(Data items)
——

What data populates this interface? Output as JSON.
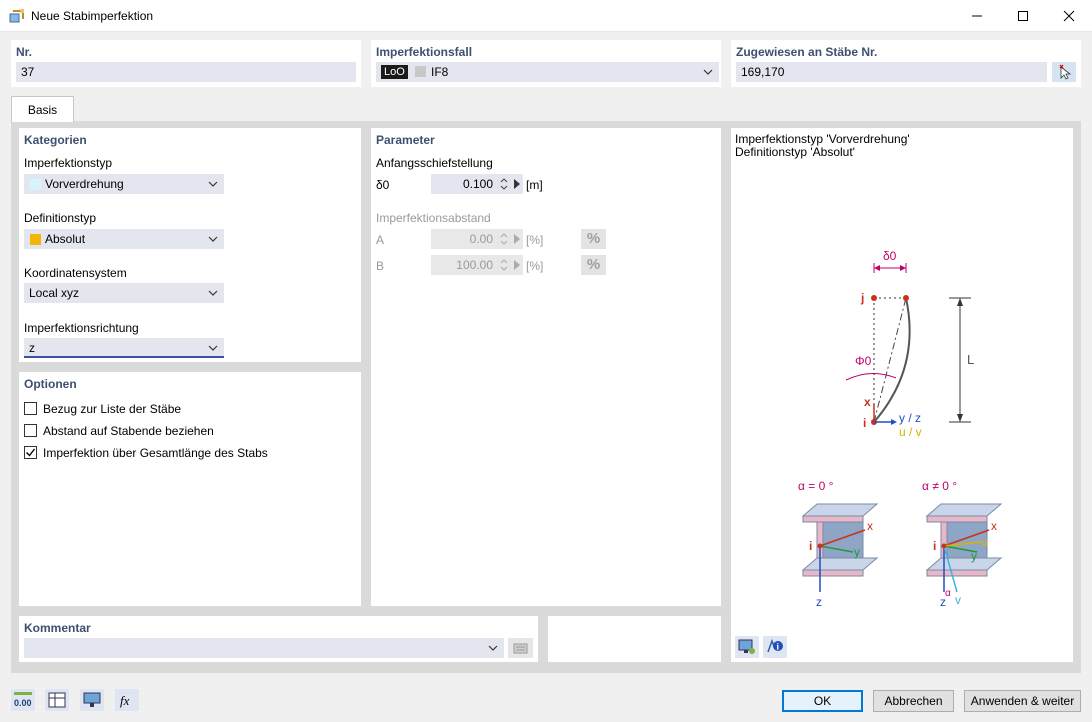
{
  "window": {
    "title": "Neue Stabimperfektion"
  },
  "header": {
    "nr_label": "Nr.",
    "nr_value": "37",
    "imperf_case_label": "Imperfektionsfall",
    "imperf_case_tag": "LoO",
    "imperf_case_value": "IF8",
    "assigned_label": "Zugewiesen an Stäbe Nr.",
    "assigned_value": "169,170"
  },
  "tabs": [
    {
      "label": "Basis"
    }
  ],
  "kategorien": {
    "title": "Kategorien",
    "imperf_type_label": "Imperfektionstyp",
    "imperf_type_value": "Vorverdrehung",
    "imperf_type_color": "#d7f3fb",
    "def_type_label": "Definitionstyp",
    "def_type_value": "Absolut",
    "def_type_color": "#f2b705",
    "coord_label": "Koordinatensystem",
    "coord_value": "Local xyz",
    "dir_label": "Imperfektionsrichtung",
    "dir_value": "z"
  },
  "optionen": {
    "title": "Optionen",
    "items": [
      {
        "label": "Bezug zur Liste der Stäbe",
        "checked": false
      },
      {
        "label": "Abstand auf Stabende beziehen",
        "checked": false
      },
      {
        "label": "Imperfektion über Gesamtlänge des Stabs",
        "checked": true
      }
    ]
  },
  "parameter": {
    "title": "Parameter",
    "initial_label": "Anfangsschiefstellung",
    "delta_symbol": "δ0",
    "delta_value": "0.100",
    "delta_unit": "[m]",
    "distance_label": "Imperfektionsabstand",
    "a_label": "A",
    "a_value": "0.00",
    "a_unit": "[%]",
    "b_label": "B",
    "b_value": "100.00",
    "b_unit": "[%]",
    "pct_label": "%"
  },
  "info": {
    "line1": "Imperfektionstyp 'Vorverdrehung'",
    "line2": "Definitionstyp 'Absolut'",
    "diagram": {
      "delta": "δ0",
      "phi": "Φ0",
      "j": "j",
      "i": "i",
      "x": "x",
      "L": "L",
      "yz": "y / z",
      "uv": "u / v",
      "alpha0": "α = 0 °",
      "alphaNot0": "α ≠ 0 °",
      "z": "z",
      "y": "y",
      "u": "u",
      "v": "v",
      "alpha": "α"
    }
  },
  "kommentar": {
    "title": "Kommentar",
    "value": ""
  },
  "footer": {
    "ok": "OK",
    "cancel": "Abbrechen",
    "apply": "Anwenden & weiter",
    "icon1_text": "0.00",
    "icon4_text": "fx"
  }
}
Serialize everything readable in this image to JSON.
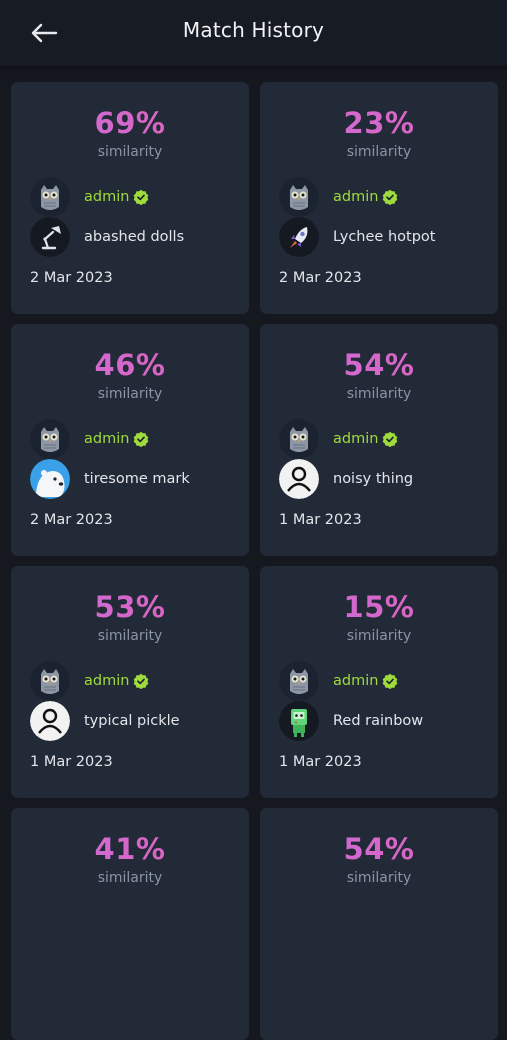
{
  "header": {
    "title": "Match History"
  },
  "similarity_label": "similarity",
  "admin_name": "admin",
  "colors": {
    "background": "#15181f",
    "card": "#232a37",
    "percent_gradient_start": "#c86fe0",
    "percent_gradient_end": "#e35fb4",
    "admin": "#9edb3b",
    "muted": "#8b93a6"
  },
  "matches": [
    {
      "percent": "69%",
      "user": "abashed dolls",
      "avatar": "lamp-icon",
      "date": "2 Mar 2023"
    },
    {
      "percent": "23%",
      "user": "Lychee hotpot",
      "avatar": "rocket-icon",
      "date": "2 Mar 2023"
    },
    {
      "percent": "46%",
      "user": "tiresome mark",
      "avatar": "polar-bear-icon",
      "date": "2 Mar 2023"
    },
    {
      "percent": "54%",
      "user": "noisy thing",
      "avatar": "default-user-icon",
      "date": "1 Mar 2023"
    },
    {
      "percent": "53%",
      "user": "typical pickle",
      "avatar": "default-user-icon",
      "date": "1 Mar 2023"
    },
    {
      "percent": "15%",
      "user": "Red rainbow",
      "avatar": "robot-icon",
      "date": "1 Mar 2023"
    },
    {
      "percent": "41%"
    },
    {
      "percent": "54%"
    }
  ]
}
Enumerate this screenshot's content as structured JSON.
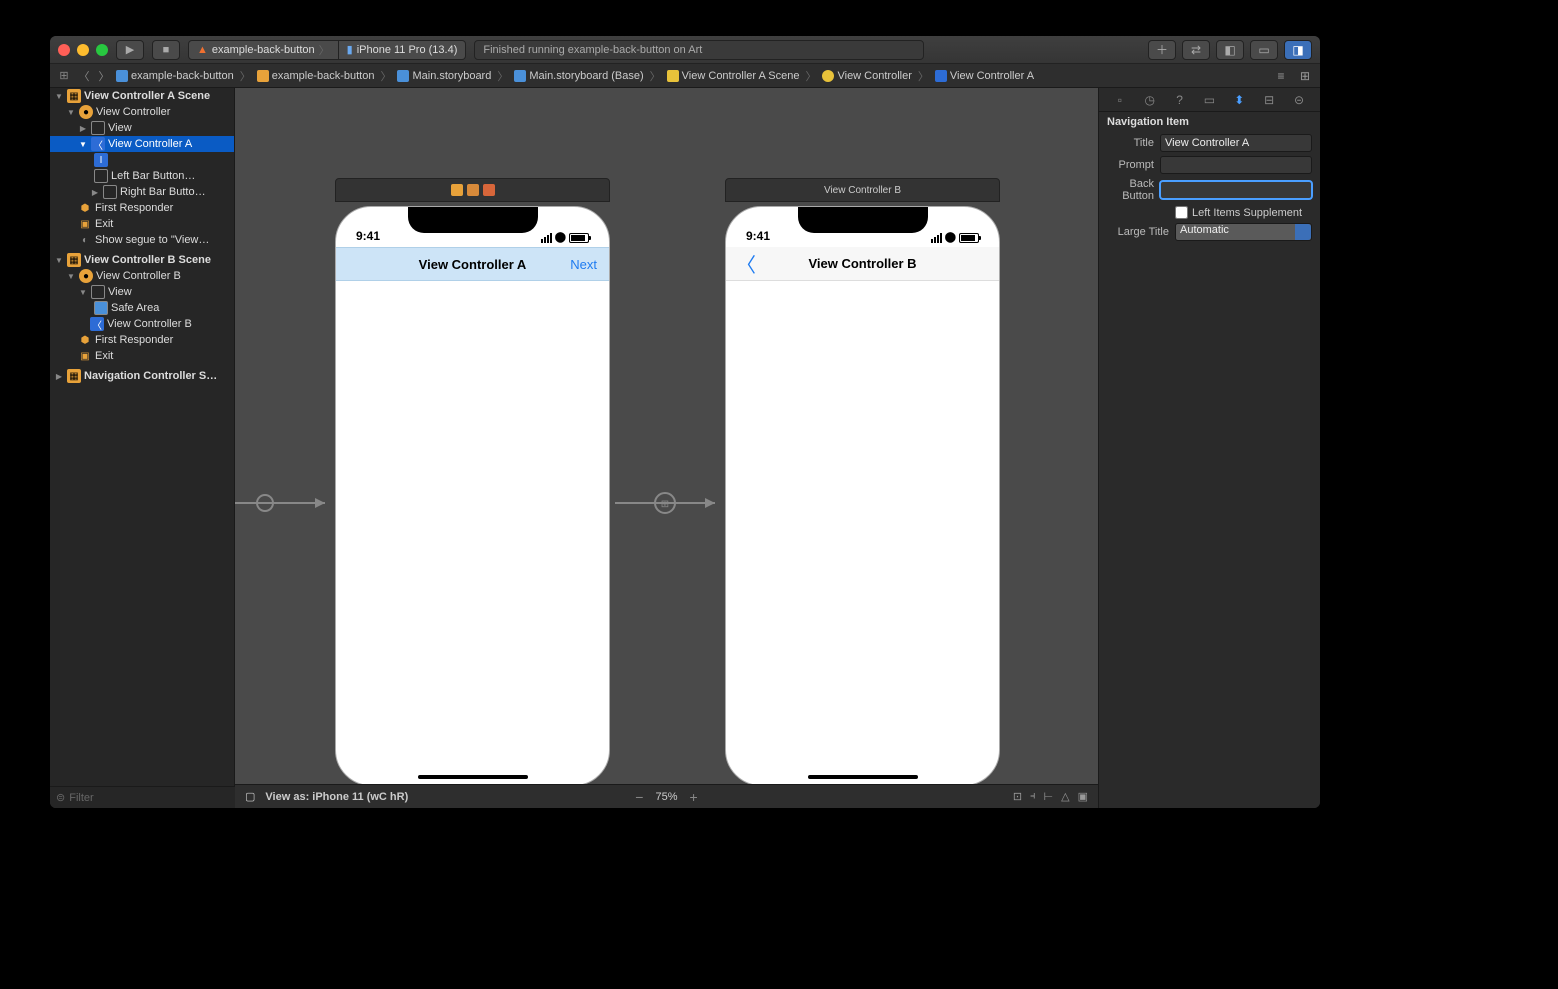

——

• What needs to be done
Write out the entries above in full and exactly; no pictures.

• Expected answer
What data populates this interface? Output as JSON.
{
  "window": {
    "title": "Neue Stabimperfektion"
  },
  "header": {
    "nr_label": "Nr.",
    "nr_value": "37",
    "imperf_case_label": "Imperfektionsfall",
    "imperf_case_tag": "LoO",
    "imperf_case_value": "IF8",
    "assigned_label": "Zugewiesen an Stäbe Nr.",
    "assigned_value": "169,170"
  },
  "tabs": [
    {
      "label": "Basis"
    }
  ],
  "kategorien": {
    "title": "Kategorien",
    "imperf_type_label": "Imperfektionstyp",
    "imperf_type_value": "Vorverdrehung",
    "imperf_type_color": "#d7f3fb",
    "def_type_label": "Definitionstyp",
    "def_type_value": "Absolut",
    "def_type_color": "#f2b705",
    "coord_label": "Koordinatensystem",
    "coord_value": "Local xyz",
    "dir_label": "Imperfektionsrichtung",
    "dir_value": "z"
  },
  "optionen": {
    "title": "Optionen",
    "items": [
      {
        "label": "Bezug zur Liste der Stäbe",
        "checked": false
      },
      {
        "label": "Abstand auf Stabende beziehen",
        "checked": false
      },
      {
        "label": "Imperfektion über Gesamtlänge des Stabs",
        "checked": true
      }
    ]
  },
  "parameter": {
    "title": "Parameter",
    "initial_label": "Anfangsschiefstellung",
    "delta_symbol": "δ0",
    "delta_value": "0.100",
    "delta_unit": "[m]",
    "distance_label": "Imperfektionsabstand",
    "a_label": "A",
    "a_value": "0.00",
    "a_unit": "[%]",
    "b_label": "B",
    "b_value": "100.00",
    "b_unit": "[%]",
    "pct_label": "%"
  },
  "info": {
    "line1": "Imperfektionstyp 'Vorverdrehung'",
    "line2": "Definitionstyp 'Absolut'",
    "diagram": {
      "delta": "δ0",
      "phi": "Φ0",
      "j": "j",
      "i": "i",
      "x": "x",
      "L": "L",
      "yz": "y / z",
      "uv": "u / v",
      "alpha0": "α = 0 °",
      "alphaNot0": "α ≠ 0 °",
      "z": "z",
      "y": "y",
      "u": "u",
      "v": "v",
      "alpha": "α"
    }
  },
  "kommentar": {
    "title": "Kommentar",
    "value": ""
  },
  "footer": {
    "ok": "OK",
    "cancel": "Abbrechen",
    "apply": "Anwenden & weiter",
    "icon1_text": "0.00",
    "icon4_text": "fx"
  }
}
Serialize everything readable in this image to JSON.
{
  "header": {
    "title": "Match History"
  },
  "similarity_label": "similarity",
  "admin_name": "admin",
  "colors": {
    "background": "#15181f",
    "card": "#232a37",
    "percent_gradient_start": "#c86fe0",
    "percent_gradient_end": "#e35fb4",
    "admin": "#9edb3b",
    "muted": "#8b93a6"
  },
  "matches": [
    {
      "percent": "69%",
      "user": "abashed dolls",
      "avatar": "lamp-icon",
      "date": "2 Mar 2023"
    },
    {
      "percent": "23%",
      "user": "Lychee hotpot",
      "avatar": "rocket-icon",
      "date": "2 Mar 2023"
    },
    {
      "percent": "46%",
      "user": "tiresome mark",
      "avatar": "polar-bear-icon",
      "date": "2 Mar 2023"
    },
    {
      "percent": "54%",
      "user": "noisy thing",
      "avatar": "default-user-icon",
      "date": "1 Mar 2023"
    },
    {
      "percent": "53%",
      "user": "typical pickle",
      "avatar": "default-user-icon",
      "date": "1 Mar 2023"
    },
    {
      "percent": "15%",
      "user": "Red rainbow",
      "avatar": "robot-icon",
      "date": "1 Mar 2023"
    },
    {
      "percent": "41%"
    },
    {
      "percent": "54%"
    }
  ]
}
Enumerate this screenshot's content as structured JSON.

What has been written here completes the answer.